Are you smarter than this fifth-grader?Published 10:27pm Monday, August 5, 2013
By William Scott
A local fifth-grader has placed first in a national contest with her essay on how robotic gloves are able to aid the rehabilitation of stroke victims.
Ten-year-old Sydney Ricks wrote her essay for the Engineer Girl essay contest.
“How does the robotic glove work? It starts when a person has a blood clot that blocks the blood from reaching the brain. Brain cells die when the brain does not get its oxygen and nutrients,” Sydney wrote in her essay. “According to Discover Fit and Health Journal, 12 million cells die during each minute of blood loss. Every minute the brain does not get oxygen, the brain loses its ability to control the body’s movements. This can leave stroke survivors unable to move fingers, arms or legs.”
Each fall, the Engineer Girl website posts an essay topic for students from grades 3-12 to tackle. This year, the essay topic involved the treatment or intervention of heart disease, stroke, influenza, diarrhea or emphysema according to the website.
Students are separated into three grade levels, each with their own level of complexity and maximum length. Students in grades 3-5, like Sydney, are required to write no more than 500 words. Awards for first, second and third place are $500, $250 and $100, respectively.

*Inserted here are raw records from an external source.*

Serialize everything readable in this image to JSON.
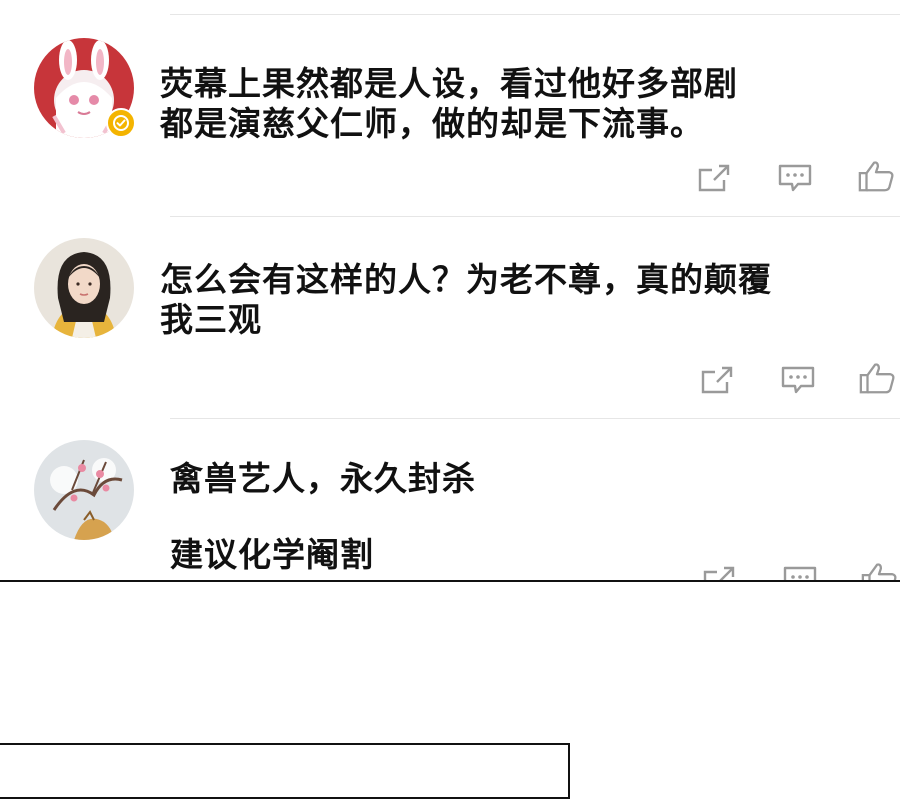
{
  "comments": [
    {
      "text": "荧幕上果然都是人设，看过他好多部剧\n都是演慈父仁师，做的却是下流事。",
      "verified": true
    },
    {
      "text": "怎么会有这样的人？为老不尊，真的颠覆\n我三观",
      "verified": false
    },
    {
      "text": "禽兽艺人，永久封杀\n\n建议化学阉割",
      "verified": false
    }
  ],
  "actions": {
    "share": "share-icon",
    "reply": "comment-icon",
    "like": "thumbs-up-icon"
  },
  "colors": {
    "text": "#111111",
    "icon": "#9a9a9a",
    "divider": "#e6e6e6",
    "verified_badge": "#f4b400"
  }
}
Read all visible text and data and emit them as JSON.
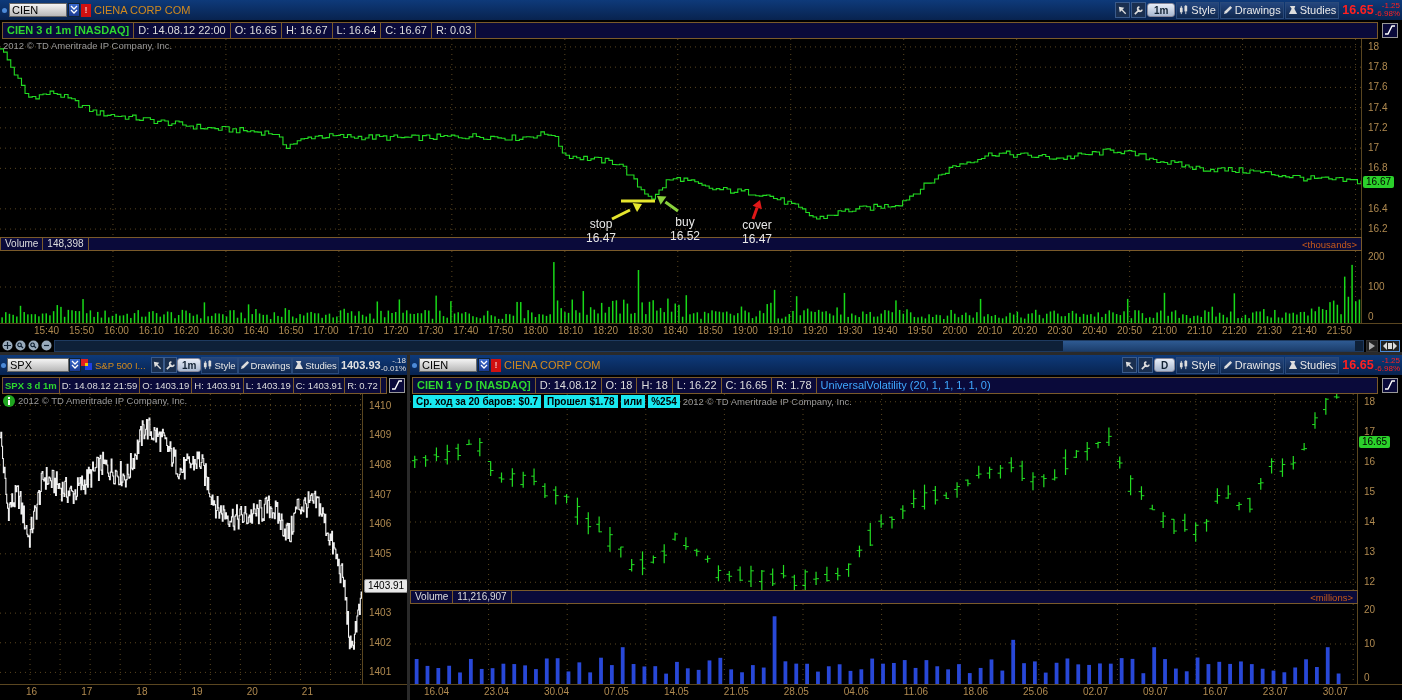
{
  "panels": [
    {
      "symbol": "CIEN",
      "badge": {
        "kind": "alert",
        "text": "!"
      },
      "company": "CIENA CORP COM",
      "aggregation": "1m",
      "buttons": [
        "Style",
        "Drawings",
        "Studies"
      ],
      "last": "16.65",
      "change": "-1.25",
      "change_pct": "-6.98%",
      "negative": true,
      "info_title": "CIEN 3 d 1m [NASDAQ]",
      "info_fields": [
        "D: 14.08.12 22:00",
        "O: 16.65",
        "H: 16.67",
        "L: 16.64",
        "C: 16.67",
        "R: 0.03"
      ],
      "copyright": {
        "text": "2012 © TD Ameritrade IP Company, Inc.",
        "info_icon": false
      },
      "kind": "step",
      "price_axis": [
        "18",
        "17.8",
        "17.6",
        "17.4",
        "17.2",
        "17",
        "16.8",
        "16.4",
        "16.2"
      ],
      "price_marker": "16.67",
      "annotations": [
        {
          "label": "stop",
          "price": "16.47",
          "color": "#e6e62e"
        },
        {
          "label": "buy",
          "price": "16.52",
          "color": "#8ad23c"
        },
        {
          "label": "cover",
          "price": "16.47",
          "color": "#e01818"
        }
      ],
      "volume": {
        "title": "Volume",
        "value": "148,398",
        "units": "<thousands>",
        "axis": [
          "200",
          "100",
          "0"
        ],
        "color": "#18d818"
      },
      "time_axis": [
        "15:40",
        "15:50",
        "16:00",
        "16:10",
        "16:20",
        "16:30",
        "16:40",
        "16:50",
        "17:00",
        "17:10",
        "17:20",
        "17:30",
        "17:40",
        "17:50",
        "18:00",
        "18:10",
        "18:20",
        "18:30",
        "18:40",
        "18:50",
        "19:00",
        "19:10",
        "19:20",
        "19:30",
        "19:40",
        "19:50",
        "20:00",
        "20:10",
        "20:20",
        "20:30",
        "20:40",
        "20:50",
        "21:00",
        "21:10",
        "21:20",
        "21:30",
        "21:40",
        "21:50"
      ],
      "scrollbar": true
    },
    {
      "symbol": "SPX",
      "badge": {
        "kind": "index"
      },
      "company": "S&P 500 I...",
      "aggregation": "1m",
      "buttons": [
        "Style",
        "Drawings",
        "Studies"
      ],
      "last": "1403.93",
      "change": "-.18",
      "change_pct": "-0.01%",
      "negative": false,
      "info_title": "SPX 3 d 1m",
      "info_fields": [
        "D: 14.08.12 21:59",
        "O: 1403.19",
        "H: 1403.91",
        "L: 1403.19",
        "C: 1403.91",
        "R: 0.72"
      ],
      "copyright": {
        "text": "2012 © TD Ameritrade IP Company, Inc.",
        "info_icon": true
      },
      "kind": "tick",
      "price_axis": [
        "1410",
        "1409",
        "1408",
        "1407",
        "1406",
        "1405",
        "1403",
        "1402",
        "1401"
      ],
      "price_marker": "1403.91",
      "time_axis": [
        "16",
        "17",
        "18",
        "19",
        "20",
        "21"
      ]
    },
    {
      "symbol": "CIEN",
      "badge": {
        "kind": "alert",
        "text": "!"
      },
      "company": "CIENA CORP COM",
      "aggregation": "D",
      "buttons": [
        "Style",
        "Drawings",
        "Studies"
      ],
      "last": "16.65",
      "change": "-1.25",
      "change_pct": "-6.98%",
      "negative": true,
      "info_title": "CIEN 1 y D [NASDAQ]",
      "info_fields": [
        "D: 14.08.12",
        "O: 18",
        "H: 18",
        "L: 16.22",
        "C: 16.65",
        "R: 1.78"
      ],
      "study": "UniversalVolatility (20, 1, 1, 1, 1, 0)",
      "study_badges": [
        "Ср. ход за 20 баров: $0.7",
        "Прошел $1.78",
        "или",
        "%254"
      ],
      "copyright": {
        "text": "2012 © TD Ameritrade IP Company, Inc.",
        "info_icon": false
      },
      "kind": "ohlc",
      "price_axis": [
        "18",
        "17",
        "16",
        "15",
        "14",
        "13",
        "12"
      ],
      "price_marker": "16.65",
      "volume": {
        "title": "Volume",
        "value": "11,216,907",
        "units": "<millions>",
        "axis": [
          "20",
          "10",
          "0"
        ],
        "color": "#2848d8"
      },
      "time_axis": [
        "16.04",
        "23.04",
        "30.04",
        "07.05",
        "14.05",
        "21.05",
        "28.05",
        "04.06",
        "11.06",
        "18.06",
        "25.06",
        "02.07",
        "09.07",
        "16.07",
        "23.07",
        "30.07"
      ]
    }
  ]
}
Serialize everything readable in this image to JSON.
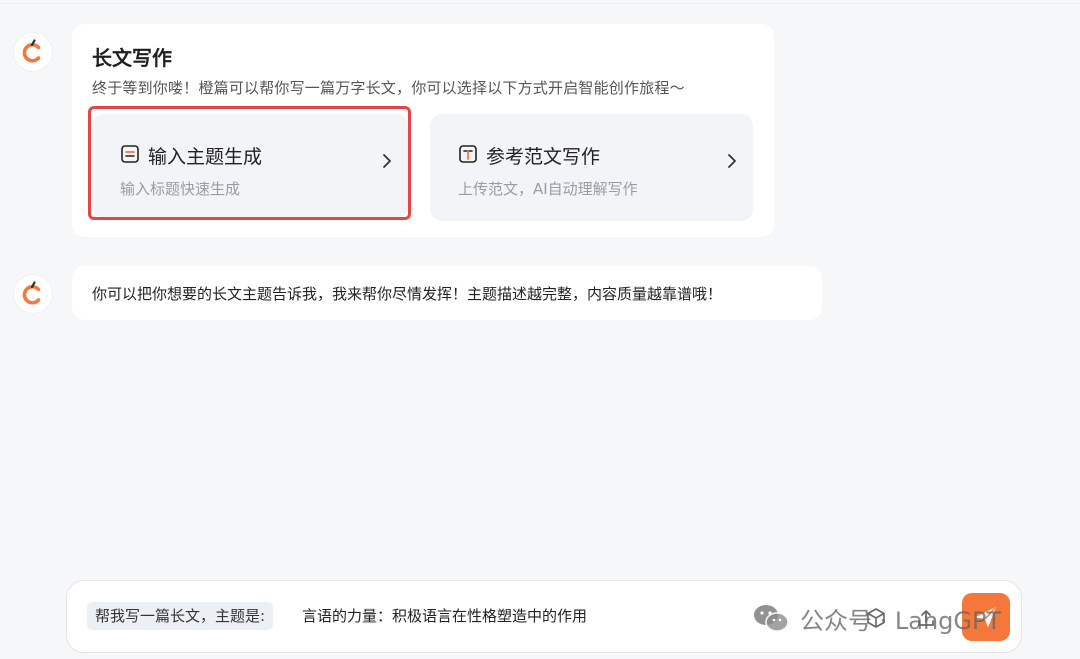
{
  "assistant": {
    "avatar_icon": "orange-c-logo-icon"
  },
  "writing_card": {
    "title": "长文写作",
    "subtitle": "终于等到你喽！橙篇可以帮你写一篇万字长文，你可以选择以下方式开启智能创作旅程～",
    "options": [
      {
        "icon": "document-lines-icon",
        "title": "输入主题生成",
        "desc": "输入标题快速生成",
        "highlighted": true
      },
      {
        "icon": "text-t-icon",
        "title": "参考范文写作",
        "desc": "上传范文，AI自动理解写作",
        "highlighted": false
      }
    ]
  },
  "reply": {
    "text": "你可以把你想要的长文主题告诉我，我来帮你尽情发挥！主题描述越完整，内容质量越靠谱哦！"
  },
  "input": {
    "prefix": "帮我写一篇长文，主题是:",
    "value": "言语的力量：积极语言在性格塑造中的作用",
    "tools": [
      "cube-icon",
      "upload-icon"
    ],
    "send_icon": "paper-plane-icon"
  },
  "watermark": {
    "text": "公众号 · LangGPT"
  },
  "colors": {
    "accent": "#f5773a",
    "highlight_border": "#e64545",
    "background": "#f6f7f9",
    "card": "#ffffff",
    "option": "#f3f4f7"
  }
}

“I like solving problems.” Sydney said of her interest in engineering. “I like putting puzzles together.”
This was not the first time Sydney had entered the contest. She participated in last year’s contest on engineered food and the manufacturing process, doing an essay on sandwich bread, but did not place.
Sydney decided to research strokes. After looking into the subject, Sydney learned of the robotic glove and how it is used in tandem with the video game “Guitar Hero” to help rehabilitate victims. With a tangential subject on video games, Sydney leapt at the opportunity to write about the robotic arm.
As far as the future goes, Sydney wants to look into biomedical engineering, which combines two fields of interest for her, dentistry and engineering. She plans to use the $500 reward to buy a laptop to help with research. She is a rising sixth-grade student at John Yeates Middle School this year.
Sydney entered the contest both times after her mother, Karen Ricks, showed her the contest website. The young girl wanted to see how well she would do and if she could place in the top three. The $500 award for first place was a bonus incentive.
“When they do career days, they don’t really show what an engineer does. They show the more typical careers like doctors, policemen and firemen,” Karen Ricks said. “So I challenged her to do the essay contest as a way to learn about other career opportunities.”
EngineerGirl, launched in 2001, is a site made to provide information of career opportunities in the field of engineering to young girls, according to the website. The website is a service of the National Academy of Engineering and is sponsored by Lockheed Martin.